I did mention in my previous post I am currently doing some research for a future project, yet another story that has been with me for some time. At least two of the characters in the novel are or have been alcoholics and I have no direct experience with alcoholism, so I really need to do my homework on this one, but it’s daunting.
Not everybody needs to research, you’ll say. My character flies on a magic shoe that speaks to him, you’ll say. I am writing high fantasy, you’ll say. Even in high fantasy, with its orcs and dragons and knights, you are going to have to do some research, except if you want to invent all your own words for all the paraphernalia attached to the genre, such as armor parts, etc, but you might be right that you won’t need as much research as somebody writing a military drama or a procedural story.

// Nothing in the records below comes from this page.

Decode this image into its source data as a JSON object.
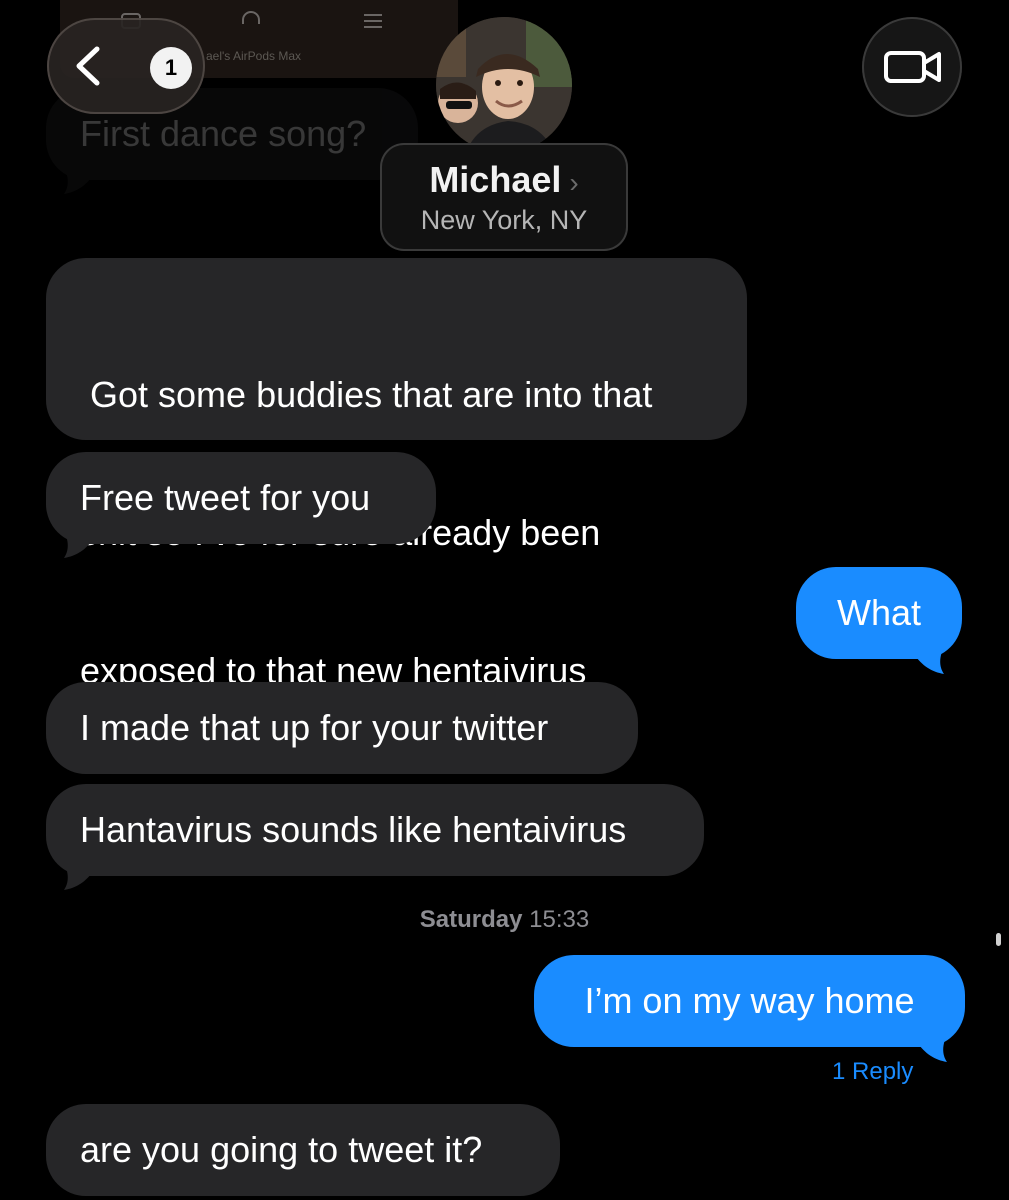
{
  "media_banner": {
    "text": "ael's AirPods Max"
  },
  "header": {
    "back_badge": "1",
    "contact_name": "Michael",
    "contact_chevron": "›",
    "contact_location": "New York, NY"
  },
  "messages": [
    {
      "direction": "incoming",
      "text": "First dance song?",
      "faded": true
    },
    {
      "direction": "incoming",
      "lines": [
        " Got some buddies that are into that",
        "shit so I’ve for sure already been",
        "exposed to that new hentaivirus"
      ]
    },
    {
      "direction": "incoming",
      "text": "Free tweet for you"
    },
    {
      "direction": "outgoing",
      "text": "What"
    },
    {
      "direction": "incoming",
      "text": "I made that up for your twitter"
    },
    {
      "direction": "incoming",
      "text": "Hantavirus sounds like hentaivirus"
    },
    {
      "direction": "outgoing",
      "text": "I’m on my way home",
      "reply_label": "1 Reply"
    },
    {
      "direction": "incoming",
      "text": "are you going to tweet it?"
    }
  ],
  "timestamp": {
    "day": "Saturday",
    "time": "15:33"
  },
  "icons": {
    "back": "chevron-left-icon",
    "video": "video-camera-icon",
    "contact_chevron": "chevron-right-icon"
  },
  "colors": {
    "background": "#000000",
    "incoming_bubble": "#262628",
    "outgoing_bubble": "#1a8cff",
    "reply_link": "#1a8cff",
    "timestamp": "#8e8e93"
  }
}
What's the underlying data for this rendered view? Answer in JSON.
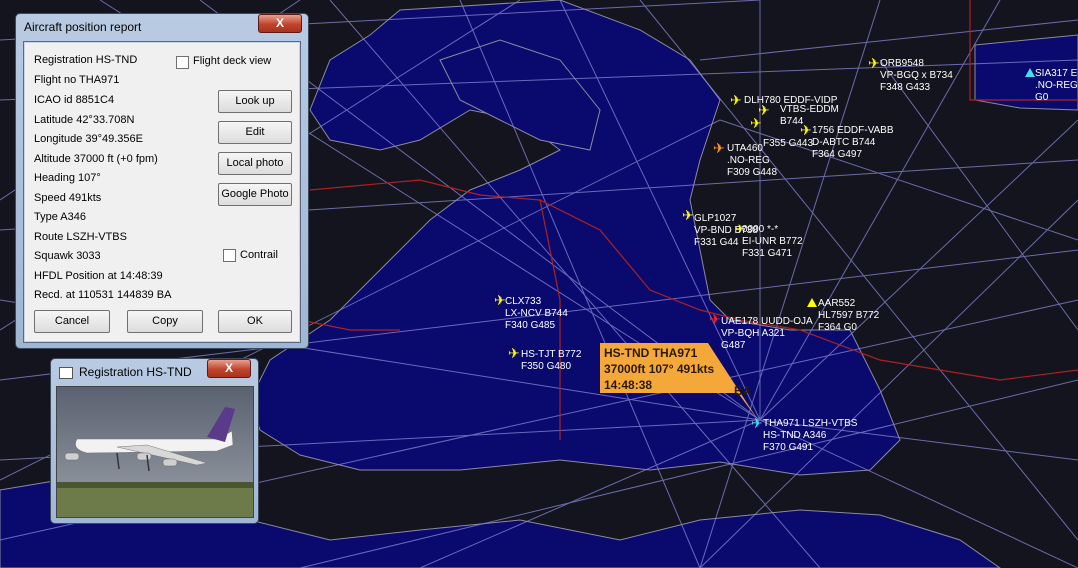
{
  "report": {
    "title": "Aircraft position report",
    "registration": "Registration HS-TND",
    "flight_no": "Flight no THA971",
    "icao": "ICAO id 8851C4",
    "latitude": "Latitude  42°33.708N",
    "longitude": "Longitude  39°49.356E",
    "altitude": "Altitude 37000 ft (+0 fpm)",
    "heading": "Heading  107°",
    "speed": "Speed   491kts",
    "type": "Type A346",
    "route": "Route LSZH-VTBS",
    "squawk": "Squawk 3033",
    "hfdl": "HFDL Position at 14:48:39",
    "recd": "Recd. at 110531 144839 BA",
    "flight_deck_label": "Flight deck view",
    "contrail_label": "Contrail",
    "buttons": {
      "lookup": "Look up",
      "edit": "Edit",
      "local_photo": "Local photo",
      "google_photo": "Google Photo",
      "cancel": "Cancel",
      "copy": "Copy",
      "ok": "OK"
    },
    "close": "X"
  },
  "photo_window": {
    "title": "Registration HS-TND",
    "close": "X"
  },
  "selected_tag": {
    "line1": "HS-TND THA971",
    "line2": "37000ft 107° 491kts",
    "line3": "14:48:38",
    "suffix": "BA"
  },
  "aircraft": [
    {
      "id": "orb9548",
      "l1": "ORB9548",
      "l2": "VP-BGQ x B734",
      "l3": "F348 G433",
      "color": "#ffff00"
    },
    {
      "id": "sia317",
      "l1": "SIA317 E",
      "l2": ".NO-REG",
      "l3": "G0",
      "color": "#40e0f0"
    },
    {
      "id": "dlh780",
      "l1": "DLH780 EDDF-VIDP",
      "l2": "",
      "l3": "",
      "color": "#ffff00"
    },
    {
      "id": "cluster1",
      "l1": "VTBS-EDDM",
      "l2": "B744",
      "l3": "",
      "color": "#ffff00"
    },
    {
      "id": "dlh756",
      "l1": "1756 EDDF-VABB",
      "l2": "D-ABTC B744",
      "l3": "F364 G497",
      "color": "#ffff00"
    },
    {
      "id": "cluster2",
      "l1": "F355 G443",
      "l2": "",
      "l3": "",
      "color": "#ffff00"
    },
    {
      "id": "uta460",
      "l1": "UTA460",
      "l2": ".NO-REG",
      "l3": "F309 G448",
      "color": "#ff9a30"
    },
    {
      "id": "glp1027",
      "l1": "GLP1027",
      "l2": "VP-BND B738",
      "l3": "F331 G44",
      "color": "#ffff00"
    },
    {
      "id": "ei",
      "l1": "0000 *-*",
      "l2": "EI-UNR B772",
      "l3": "F331 G471",
      "color": "#ffff00"
    },
    {
      "id": "clx733",
      "l1": "CLX733",
      "l2": "LX-NCV B744",
      "l3": "F340 G485",
      "color": "#ffff00"
    },
    {
      "id": "aar552",
      "l1": "AAR552",
      "l2": "HL7597 B772",
      "l3": "F364 G0",
      "color": "#ffff00"
    },
    {
      "id": "uae",
      "l1": "UAE178 UUDD-OJA",
      "l2": "VP-BQH A321",
      "l3": "G487",
      "color": "#ff2020"
    },
    {
      "id": "tjt",
      "l1": "HS-TJT B772",
      "l2": "F350 G480",
      "l3": "",
      "color": "#ffff00"
    },
    {
      "id": "tha971",
      "l1": "THA971 LSZH-VTBS",
      "l2": "HS-TND A346",
      "l3": "F370 G491",
      "color": "#40e0f0"
    }
  ]
}
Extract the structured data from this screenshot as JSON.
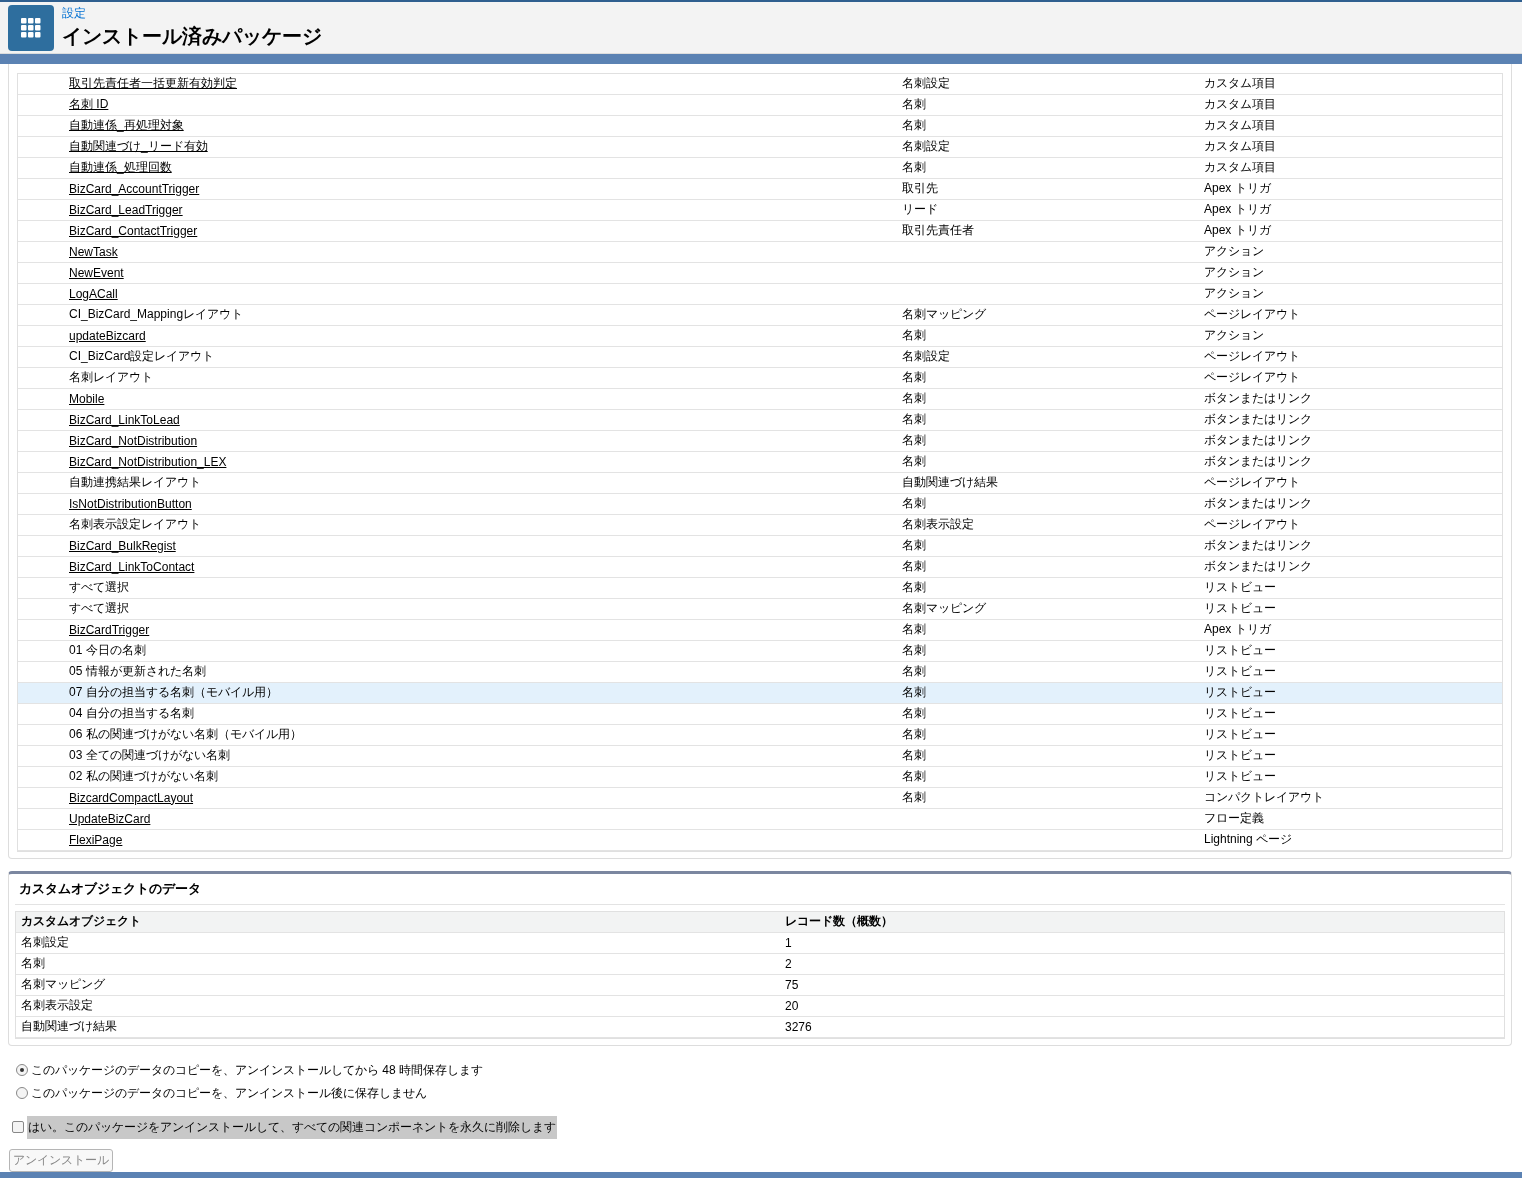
{
  "header": {
    "breadcrumb": "設定",
    "title": "インストール済みパッケージ"
  },
  "components": {
    "rows": [
      {
        "name": "取引先責任者一括更新有効判定",
        "kind": "link",
        "object": "名刺設定",
        "type": "カスタム項目",
        "highlighted": false
      },
      {
        "name": "名刺 ID",
        "kind": "link",
        "object": "名刺",
        "type": "カスタム項目",
        "highlighted": false
      },
      {
        "name": "自動連係_再処理対象",
        "kind": "link",
        "object": "名刺",
        "type": "カスタム項目",
        "highlighted": false
      },
      {
        "name": "自動関連づけ_リード有効",
        "kind": "link",
        "object": "名刺設定",
        "type": "カスタム項目",
        "highlighted": false
      },
      {
        "name": "自動連係_処理回数",
        "kind": "link",
        "object": "名刺",
        "type": "カスタム項目",
        "highlighted": false
      },
      {
        "name": "BizCard_AccountTrigger",
        "kind": "link",
        "object": "取引先",
        "type": "Apex トリガ",
        "highlighted": false
      },
      {
        "name": "BizCard_LeadTrigger",
        "kind": "link",
        "object": "リード",
        "type": "Apex トリガ",
        "highlighted": false
      },
      {
        "name": "BizCard_ContactTrigger",
        "kind": "link",
        "object": "取引先責任者",
        "type": "Apex トリガ",
        "highlighted": false
      },
      {
        "name": "NewTask",
        "kind": "link",
        "type": "アクション",
        "highlighted": false
      },
      {
        "name": "NewEvent",
        "kind": "link",
        "type": "アクション",
        "highlighted": false
      },
      {
        "name": "LogACall",
        "kind": "link",
        "type": "アクション",
        "highlighted": false
      },
      {
        "name": "CI_BizCard_Mappingレイアウト",
        "kind": "text",
        "object": "名刺マッピング",
        "type": "ページレイアウト",
        "highlighted": false
      },
      {
        "name": "updateBizcard",
        "kind": "link",
        "object": "名刺",
        "type": "アクション",
        "highlighted": false
      },
      {
        "name": "CI_BizCard設定レイアウト",
        "kind": "text",
        "object": "名刺設定",
        "type": "ページレイアウト",
        "highlighted": false
      },
      {
        "name": "名刺レイアウト",
        "kind": "text",
        "object": "名刺",
        "type": "ページレイアウト",
        "highlighted": false
      },
      {
        "name": "Mobile",
        "kind": "link",
        "object": "名刺",
        "type": "ボタンまたはリンク",
        "highlighted": false
      },
      {
        "name": "BizCard_LinkToLead",
        "kind": "link",
        "object": "名刺",
        "type": "ボタンまたはリンク",
        "highlighted": false
      },
      {
        "name": "BizCard_NotDistribution",
        "kind": "link",
        "object": "名刺",
        "type": "ボタンまたはリンク",
        "highlighted": false
      },
      {
        "name": "BizCard_NotDistribution_LEX",
        "kind": "link",
        "object": "名刺",
        "type": "ボタンまたはリンク",
        "highlighted": false
      },
      {
        "name": "自動連携結果レイアウト",
        "kind": "text",
        "object": "自動関連づけ結果",
        "type": "ページレイアウト",
        "highlighted": false
      },
      {
        "name": "IsNotDistributionButton",
        "kind": "link",
        "object": "名刺",
        "type": "ボタンまたはリンク",
        "highlighted": false
      },
      {
        "name": "名刺表示設定レイアウト",
        "kind": "text",
        "object": "名刺表示設定",
        "type": "ページレイアウト",
        "highlighted": false
      },
      {
        "name": "BizCard_BulkRegist",
        "kind": "link",
        "object": "名刺",
        "type": "ボタンまたはリンク",
        "highlighted": false
      },
      {
        "name": "BizCard_LinkToContact",
        "kind": "link",
        "object": "名刺",
        "type": "ボタンまたはリンク",
        "highlighted": false
      },
      {
        "name": "すべて選択",
        "kind": "text",
        "object": "名刺",
        "type": "リストビュー",
        "highlighted": false
      },
      {
        "name": "すべて選択",
        "kind": "text",
        "object": "名刺マッピング",
        "type": "リストビュー",
        "highlighted": false
      },
      {
        "name": "BizCardTrigger",
        "kind": "link",
        "object": "名刺",
        "type": "Apex トリガ",
        "highlighted": false
      },
      {
        "name": "01 今日の名刺",
        "kind": "text",
        "object": "名刺",
        "type": "リストビュー",
        "highlighted": false
      },
      {
        "name": "05 情報が更新された名刺",
        "kind": "text",
        "object": "名刺",
        "type": "リストビュー",
        "highlighted": false
      },
      {
        "name": "07 自分の担当する名刺（モバイル用）",
        "kind": "text",
        "object": "名刺",
        "type": "リストビュー",
        "highlighted": true
      },
      {
        "name": "04 自分の担当する名刺",
        "kind": "text",
        "object": "名刺",
        "type": "リストビュー",
        "highlighted": false
      },
      {
        "name": "06 私の関連づけがない名刺（モバイル用）",
        "kind": "text",
        "object": "名刺",
        "type": "リストビュー",
        "highlighted": false
      },
      {
        "name": "03 全ての関連づけがない名刺",
        "kind": "text",
        "object": "名刺",
        "type": "リストビュー",
        "highlighted": false
      },
      {
        "name": "02 私の関連づけがない名刺",
        "kind": "text",
        "object": "名刺",
        "type": "リストビュー",
        "highlighted": false
      },
      {
        "name": "BizcardCompactLayout",
        "kind": "link",
        "object": "名刺",
        "type": "コンパクトレイアウト",
        "highlighted": false
      },
      {
        "name": "UpdateBizCard",
        "kind": "link",
        "type": "フロー定義",
        "highlighted": false
      },
      {
        "name": "FlexiPage",
        "kind": "link",
        "type": "Lightning ページ",
        "highlighted": false
      }
    ]
  },
  "custom_object_data": {
    "title": "カスタムオブジェクトのデータ",
    "columns": [
      "カスタムオブジェクト",
      "レコード数（概数）"
    ],
    "rows": [
      {
        "object": "名刺設定",
        "count": "1"
      },
      {
        "object": "名刺",
        "count": "2"
      },
      {
        "object": "名刺マッピング",
        "count": "75"
      },
      {
        "object": "名刺表示設定",
        "count": "20"
      },
      {
        "object": "自動関連づけ結果",
        "count": "3276"
      }
    ]
  },
  "data_options": [
    {
      "label": "このパッケージのデータのコピーを、アンインストールしてから 48 時間保存します",
      "selected": true
    },
    {
      "label": "このパッケージのデータのコピーを、アンインストール後に保存しません",
      "selected": false
    }
  ],
  "confirm": {
    "label": "はい。このパッケージをアンインストールして、すべての関連コンポーネントを永久に削除します",
    "checked": false
  },
  "uninstall_button": {
    "label": "アンインストール",
    "disabled": true
  }
}
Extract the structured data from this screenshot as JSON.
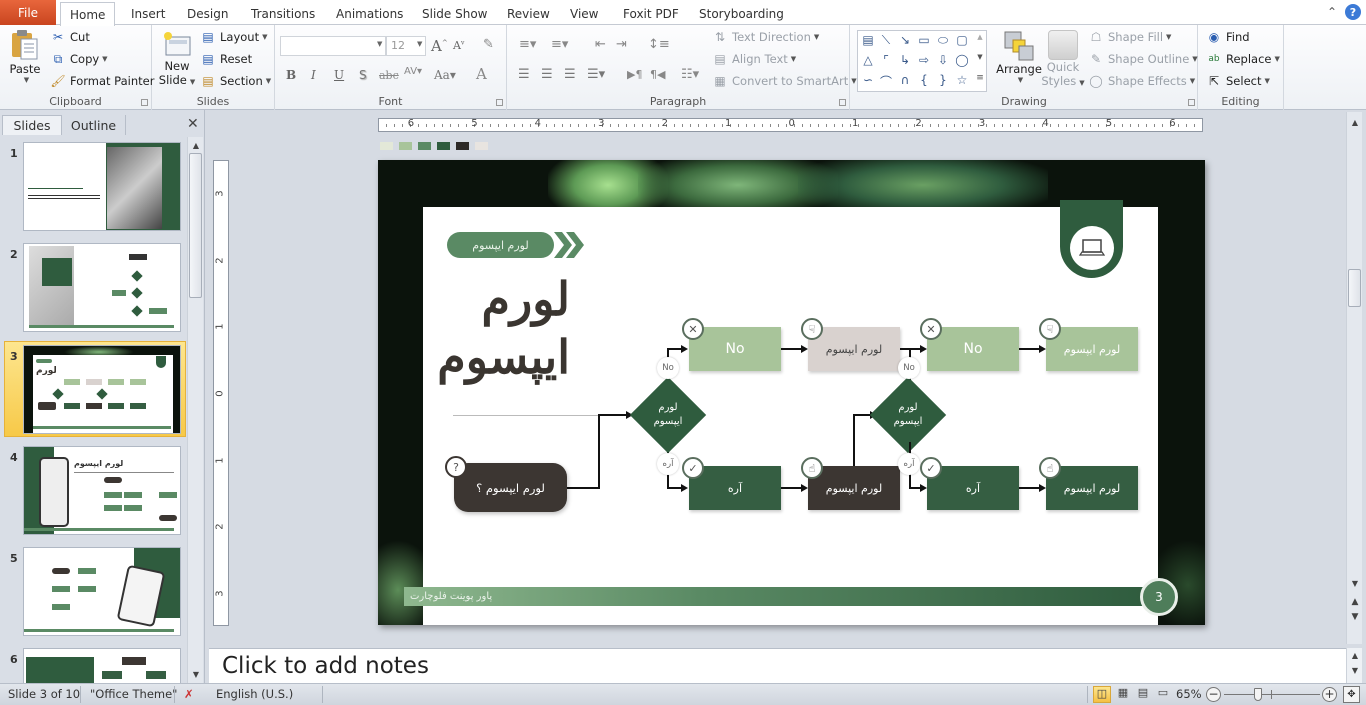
{
  "ribbon_tabs": {
    "file": "File",
    "home": "Home",
    "insert": "Insert",
    "design": "Design",
    "transitions": "Transitions",
    "animations": "Animations",
    "slide_show": "Slide Show",
    "review": "Review",
    "view": "View",
    "foxit_pdf": "Foxit PDF",
    "storyboarding": "Storyboarding"
  },
  "clipboard": {
    "paste": "Paste",
    "cut": "Cut",
    "copy": "Copy",
    "format_painter": "Format Painter",
    "label": "Clipboard"
  },
  "slides_group": {
    "new_slide_1": "New",
    "new_slide_2": "Slide",
    "layout": "Layout",
    "reset": "Reset",
    "section": "Section",
    "label": "Slides"
  },
  "font": {
    "font_name": "",
    "font_size": "12",
    "label": "Font"
  },
  "paragraph": {
    "text_direction": "Text Direction",
    "align_text": "Align Text",
    "convert_smartart": "Convert to SmartArt",
    "label": "Paragraph"
  },
  "drawing": {
    "arrange": "Arrange",
    "quick_styles_1": "Quick",
    "quick_styles_2": "Styles",
    "shape_fill": "Shape Fill",
    "shape_outline": "Shape Outline",
    "shape_effects": "Shape Effects",
    "label": "Drawing"
  },
  "editing": {
    "find": "Find",
    "replace": "Replace",
    "select": "Select",
    "label": "Editing"
  },
  "left_pane": {
    "tab_slides": "Slides",
    "tab_outline": "Outline",
    "thumbnails": [
      {
        "number": "1",
        "selected": false
      },
      {
        "number": "2",
        "selected": false
      },
      {
        "number": "3",
        "selected": true
      },
      {
        "number": "4",
        "selected": false
      },
      {
        "number": "5",
        "selected": false
      },
      {
        "number": "6",
        "selected": false
      }
    ]
  },
  "ruler": {
    "h_ticks": [
      "6",
      "5",
      "4",
      "3",
      "2",
      "1",
      "0",
      "1",
      "2",
      "3",
      "4",
      "5",
      "6"
    ],
    "v_ticks": [
      "3",
      "2",
      "1",
      "0",
      "1",
      "2",
      "3"
    ]
  },
  "theme_colors": [
    "#e3e8d8",
    "#a8c49a",
    "#5a8a64",
    "#2f5c3e",
    "#2d2a27",
    "#e8e4e0"
  ],
  "slide": {
    "pill_label": "لورم ایپسوم",
    "title_line1": "لورم",
    "title_line2": "ایپسوم",
    "start_label": "لورم ایپسوم ؟",
    "start_icon": "?",
    "diamond1_line1": "لورم",
    "diamond1_line2": "ایپسوم",
    "diamond2_line1": "لورم",
    "diamond2_line2": "ایپسوم",
    "no_label": "No",
    "yes_label": "آره",
    "box_no1": "No",
    "box_gray": "لورم ایپسوم",
    "box_no2": "No",
    "box_light_end": "لورم ایپسوم",
    "box_yes1": "آره",
    "box_brown": "لورم ایپسوم",
    "box_yes2": "آره",
    "box_dark_end": "لورم ایپسوم",
    "footer_text": "پاور پوینت فلوچارت",
    "page_number": "3",
    "colors": {
      "dark_green": "#2f5c3e",
      "mid_green": "#5a8a64",
      "light_green": "#a8c49a",
      "brown": "#3c3632",
      "gray": "#d9d2cf"
    }
  },
  "notes": {
    "placeholder": "Click to add notes"
  },
  "status_bar": {
    "slide_info": "Slide 3 of 10",
    "theme": "\"Office Theme\"",
    "language": "English (U.S.)",
    "zoom": "65%",
    "zoom_fraction": 0.35
  }
}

Research makes our stories more believable by providing us with the information that allows us to write “what we know”.
The dreaded sentence.
“Write what you know”.
Ursula K. Le Guin, in an article first published in 2003 in the Los Angeles Time as When to Bend, When to Break and now available on her website as On Rules of Writing, or, Riffing on Rechy gave use one of her most famous quotes:
As for “Write what you know,” I was regularly told this as a beginner. I think it’s a very good rule and have always obeyed it. I write about imaginary countries, alien societies on other planets, dragons, wizards, the Napa Valley in 22002. I know these things. I know them better than anybody else possibly could, so it’s my duty to testify about them.
Ursula K. Le Guin (2003)
And this is something any fantasy or sci-fi writer holds onto for dear life, I assure you, but even in those cases, there is still, as I said, research to be done, even if it’s minimal. The authenticity of our scenes and characters depend on it.
This research is daunting, as I said. Not the minutiae, the small bits and pieces that you can often google, such as French names for a French character, etc, but the in depth knowledge about rocket fuel and aerophysics necessary to write about your story in this made up International Space Program, that can’t be left to google. Also, and this is becoming the wisdom of our age, you can’t believe all you read on the Internet.
In any case, I didn’t start this post as a How To and I feel I am slipping into one. There are hundreds of articles addressing this way better than I possibly could. This is more to share my own ideas on the subject and what I do when researching.
My first instinct is always to check Wikipedia. I use it only as a starting point and check their references. Wikipedia, being updated by right about anyone, can be filled with random information. The original sources tend to have higher credibility.
I was able to find websites in the US with good resources for writers, such as lists that compiled the American medical association, CDC, CIA, etc. I haven’t, however, been able to find the same in the UK. I’d probably have to dedicate some more time to it, but doesn’t that defeat the purpose of the Internet. Isn’t its fast paced, information-at-the-tip-of-your-fingers the very reason why it is so successful? If I have to spend so much time looking through it, wouldn’t I be better off going to a library or a book shop?
So that’s what I did. Or close. I actually asked my therapist (something I shall speak about at another time) if she had any experience with alcoholics. She recommended me a book called Games Alcoholics Play by Claude Steiner, PhD. This book, by the way, is out of print, but you can still get it online.
I like books more than I like websites anyway. It comes back to the fast paced identity of it. You don’t want anything to be too long because you’ll lose the attention of your readers, so the information is always “bullet pointed” to death because we love, and I mean LOVE, a list. Top 10 [insert anything here]. I know I loved them, and I spend hours reading through them. And for entertainment purposes, that’s ok, but for research you really need more substance.
Of course, this much substance might leave me with one problem: too much information. I might find, through some research for some other project, probably the one with the talking left shoe, this amazing piece of information about the mating ritual of ostriches. I might even manage to squeezing in the above mentioned project with the help of a shoe horn and a hammer, because I find this detail fascinating. It will not help the story in any way and, eventually, as so many other writers have said before, I’ll have to murder this particular darling. So it is important to remember that no matter how much amazing information we find, not all of it will help the story be more credible.
One important step I have taken while reading the book I mentioned before is keeping a notebook and a pen with it, to write down anything that will be applicable to building this character. I am sure there will be some unnecessary details there, but once I have gathered sufficient information through this research and further enquiries I plan to do after, is to rate each parameter or piece of information. I will have a system by which, at the end, and with the help of an excel spreadsheet, I should be able to order easily from most important to absolutely useless.
It is proving a really interesting process and it provides me some escape when I am getting tired of my current project, something writing related to retreat to when I can handle my own writing anymore, but self esteem about our own writing is a subject I’ll approach another day.
In the meantime, good writing to you all!